Coherent laser radiation forms the backbone
of modern optical research.
In HFS, we continue
to push the frontiers of laser development,
aiming to generate highly-intense optical few- cycle pulses
at exotic wavelengths.
We aim to generate these pulses not at thousands,
but millions of times per second.
This higher repetition frequency
vastly enhances the available photon-flux,
which is crucial for many types of experiments.
While visible and near-infrared
lasers are becoming ubiquitous in modern research,
the same cannot be said for coherent sources in important spectral regions such as in the mid-infrared (2-20 µm).
The mid-IR region is uniquely positioned
to spectroscopically identify complex molecules
based on their unique vibrational signatures.
Consequently, we are developing novel mid-IR laser light sources that can be utilized by researchers,
including our colleagues at FRM and BIRD,
to detect in biological samples early hints of illnesses at unprecedented sensitivity and dynamic range.
To this end, a variety of technologies are being developed
in our group. From high-power thin-disk oscillators
that can deliver hundreds of Watts of average power, to pulse compression and frequency conversion techniques
that transform the raw power into ultrashort mid-IR pulses.
Also being pursued is the generation of
femtosecond light pulses
directly within the mid-IR range using state-of-the-art laser materials, and doing so at unprecedented efficiencies thanks to our innovative use of direct diode-pumping.
Tools, Techniques & Labs
1) Diode-pumping of Cr:ZnS femtosecond oscillators and amplifiers to improve noise performance and increase accessibility.
2) Generating hundreds of Watts of average power from a thin-disk laser resonator to enable high-photon-flux experiments.
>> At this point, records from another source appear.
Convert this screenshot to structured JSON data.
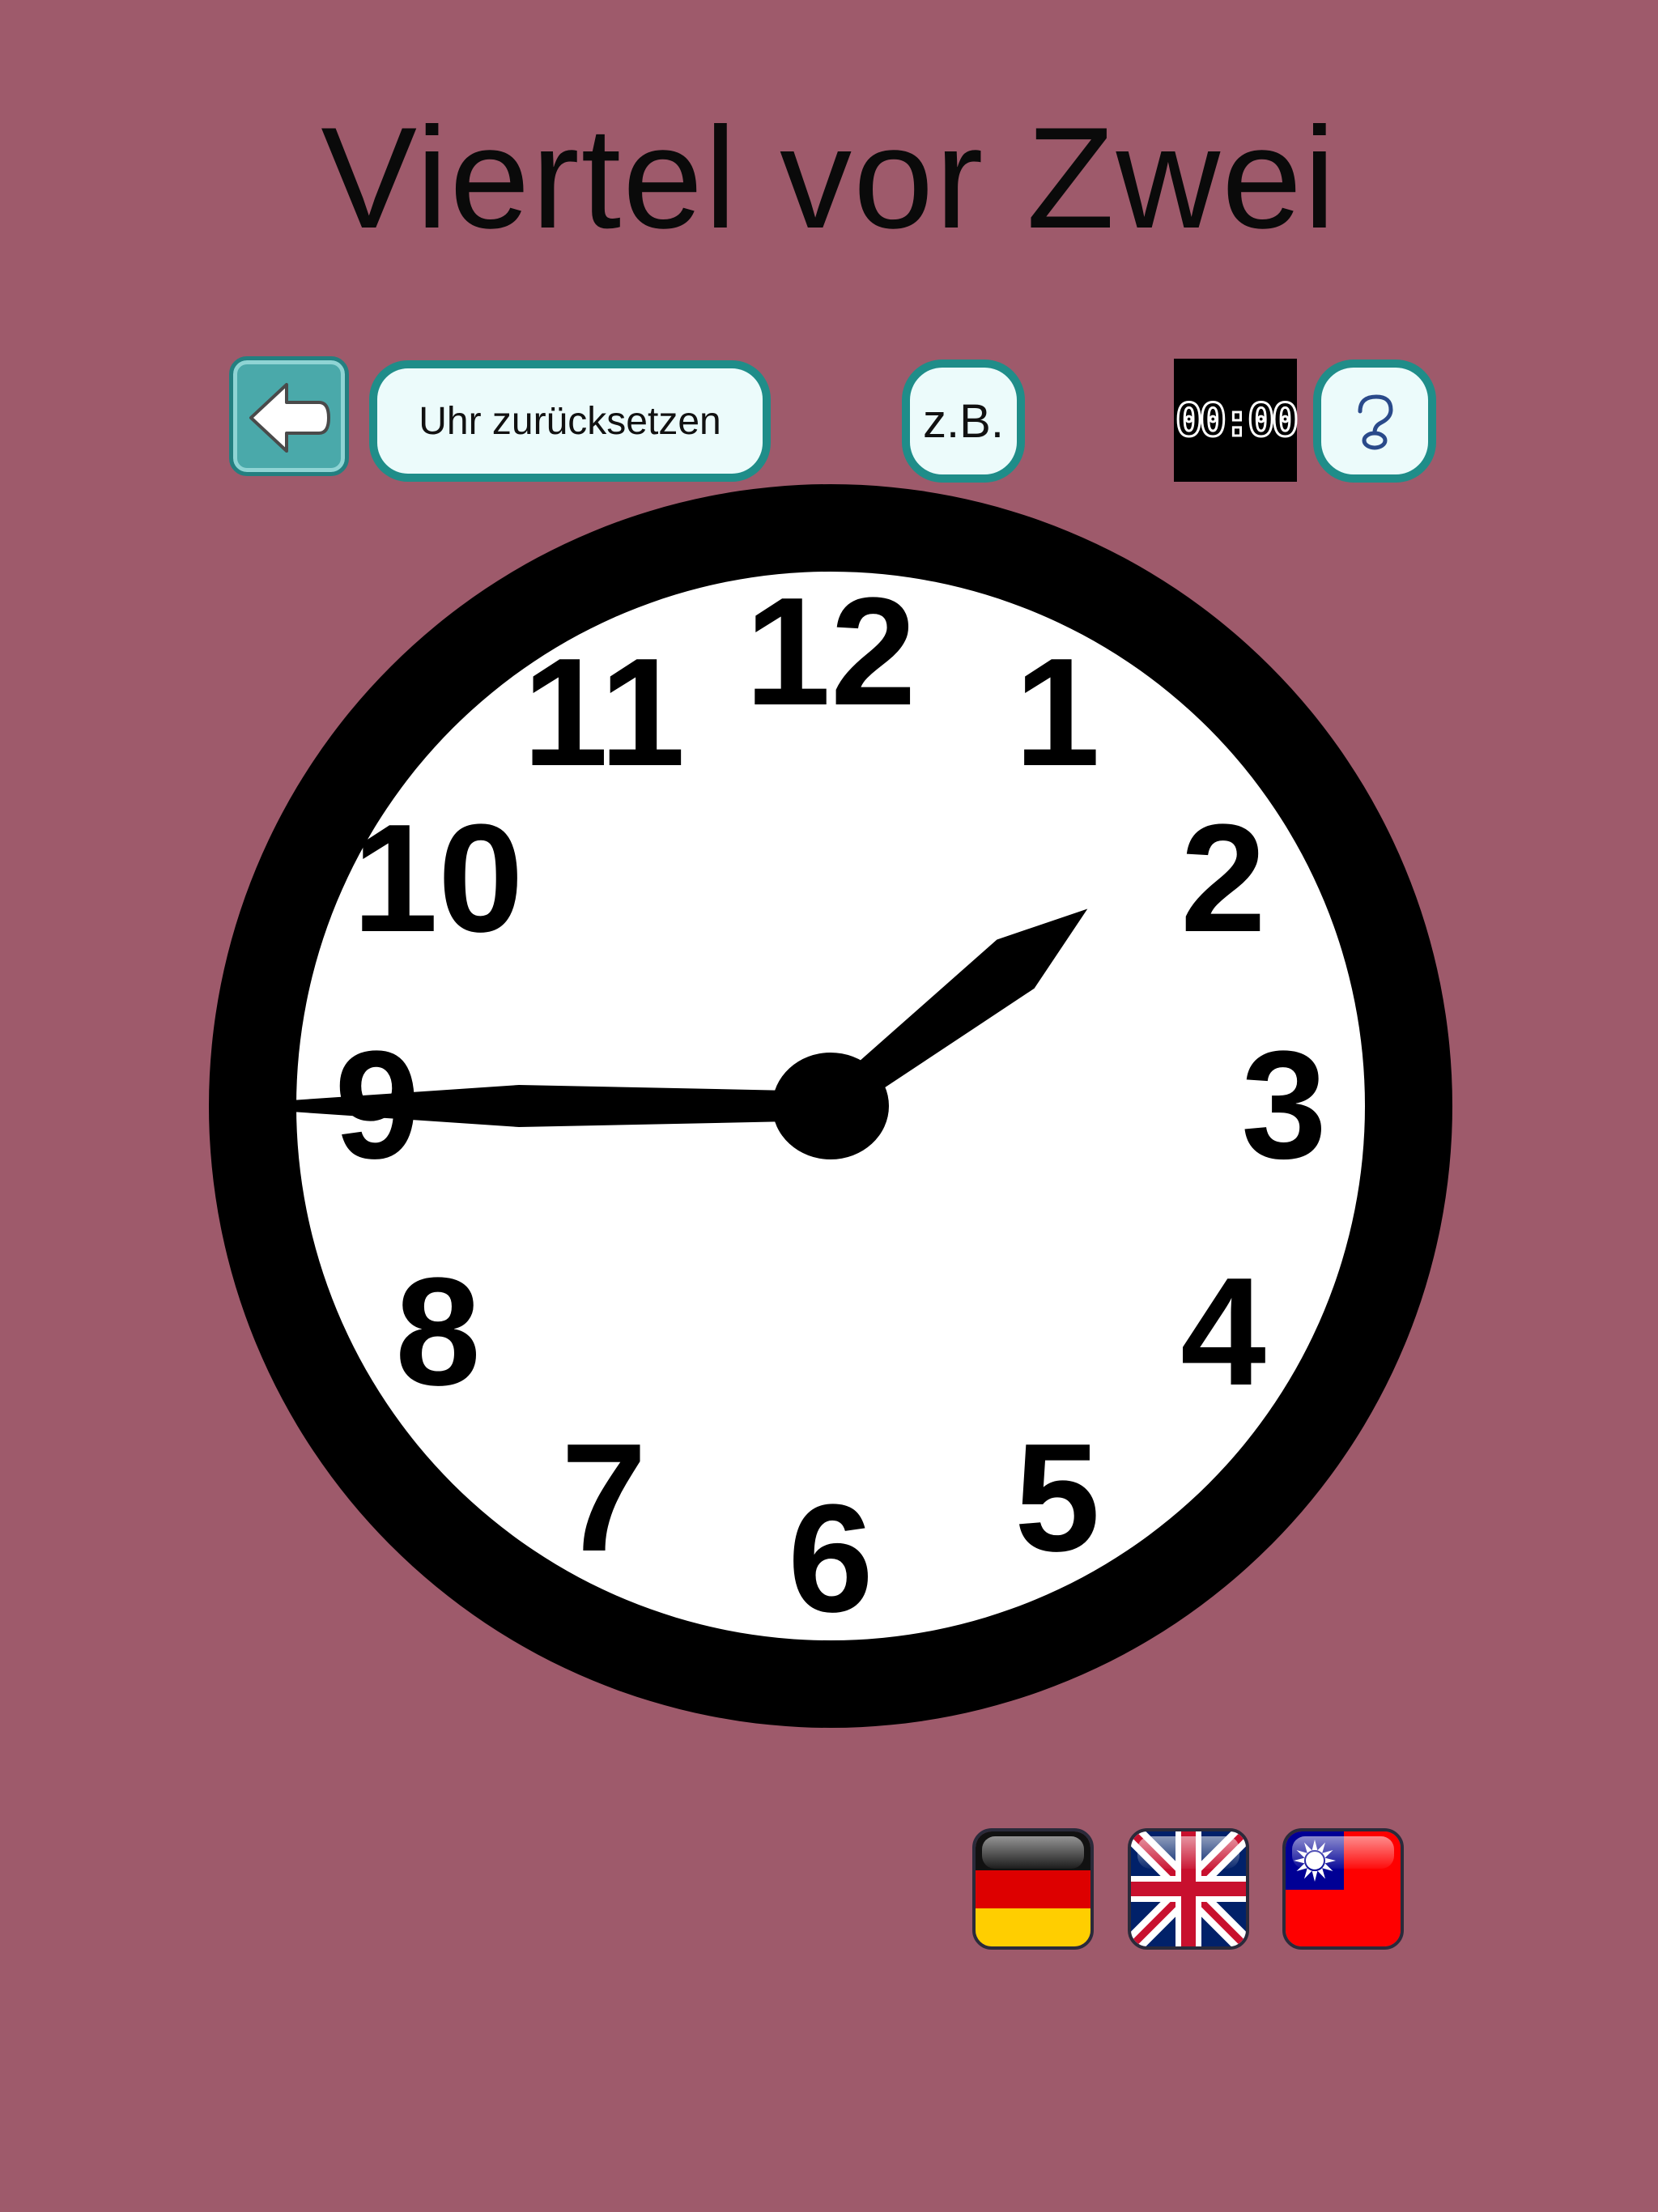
{
  "title": "Viertel vor Zwei",
  "toolbar": {
    "back_icon": "left-arrow-icon",
    "reset_label": "Uhr zurücksetzen",
    "example_label": "z.B.",
    "digital_display": "00:00",
    "help_icon": "question-mark-icon"
  },
  "clock": {
    "numbers": [
      "12",
      "1",
      "2",
      "3",
      "4",
      "5",
      "6",
      "7",
      "8",
      "9",
      "10",
      "11"
    ],
    "hour": 1,
    "minute": 45,
    "face_color": "#ffffff",
    "rim_color": "#000000"
  },
  "languages": [
    {
      "name": "german-flag-icon"
    },
    {
      "name": "uk-flag-icon"
    },
    {
      "name": "taiwan-flag-icon"
    }
  ],
  "colors": {
    "background": "#9e5a6b",
    "button_teal": "#1f8d89",
    "button_fill": "#ecfbfb"
  }
}
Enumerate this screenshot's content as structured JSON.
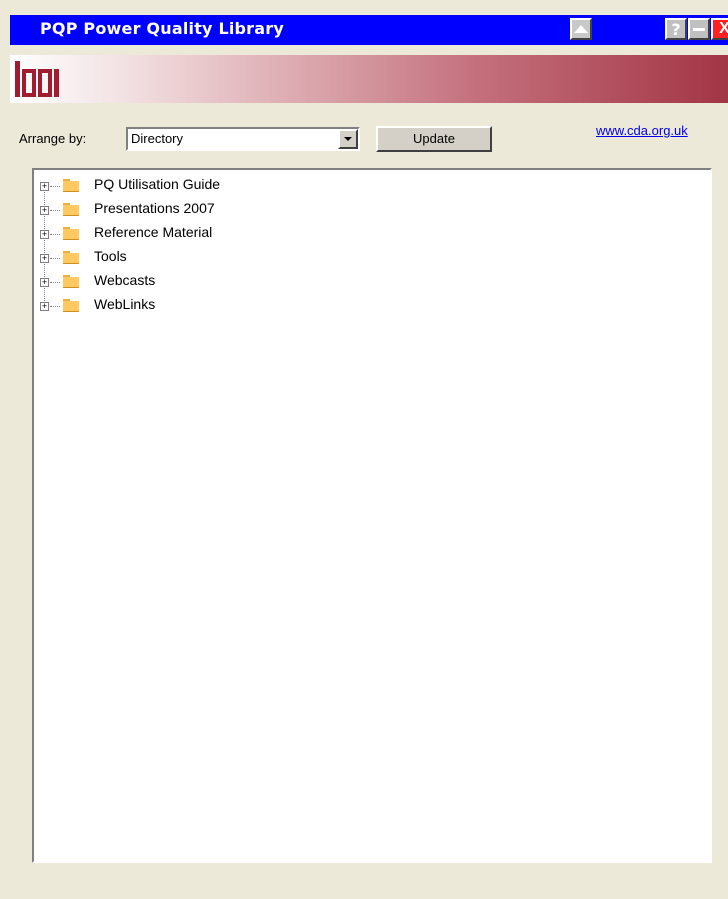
{
  "window": {
    "title": "PQP Power Quality Library",
    "help_label": "?",
    "close_label": "X"
  },
  "banner": {
    "logo_text": "lpqi"
  },
  "toolbar": {
    "arrange_label": "Arrange by:",
    "arrange_value": "Directory",
    "update_label": "Update",
    "link_text": "www.cda.org.uk"
  },
  "tree": {
    "items": [
      {
        "label": "PQ Utilisation Guide",
        "icon": "folder-icon"
      },
      {
        "label": "Presentations 2007",
        "icon": "folder-icon"
      },
      {
        "label": "Reference Material",
        "icon": "folder-icon"
      },
      {
        "label": "Tools",
        "icon": "folder-icon"
      },
      {
        "label": "Webcasts",
        "icon": "folder-icon"
      },
      {
        "label": "WebLinks",
        "icon": "folder-icon"
      }
    ]
  }
}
3) Nonlinear spectral broadening and pulse compression to reach hard-to-access spectral regions and generate laser pulses approaching a single optical-cycle.
4) Stabilization of carrier-envelope offset in pulse trains for emerging frequency-comb applications.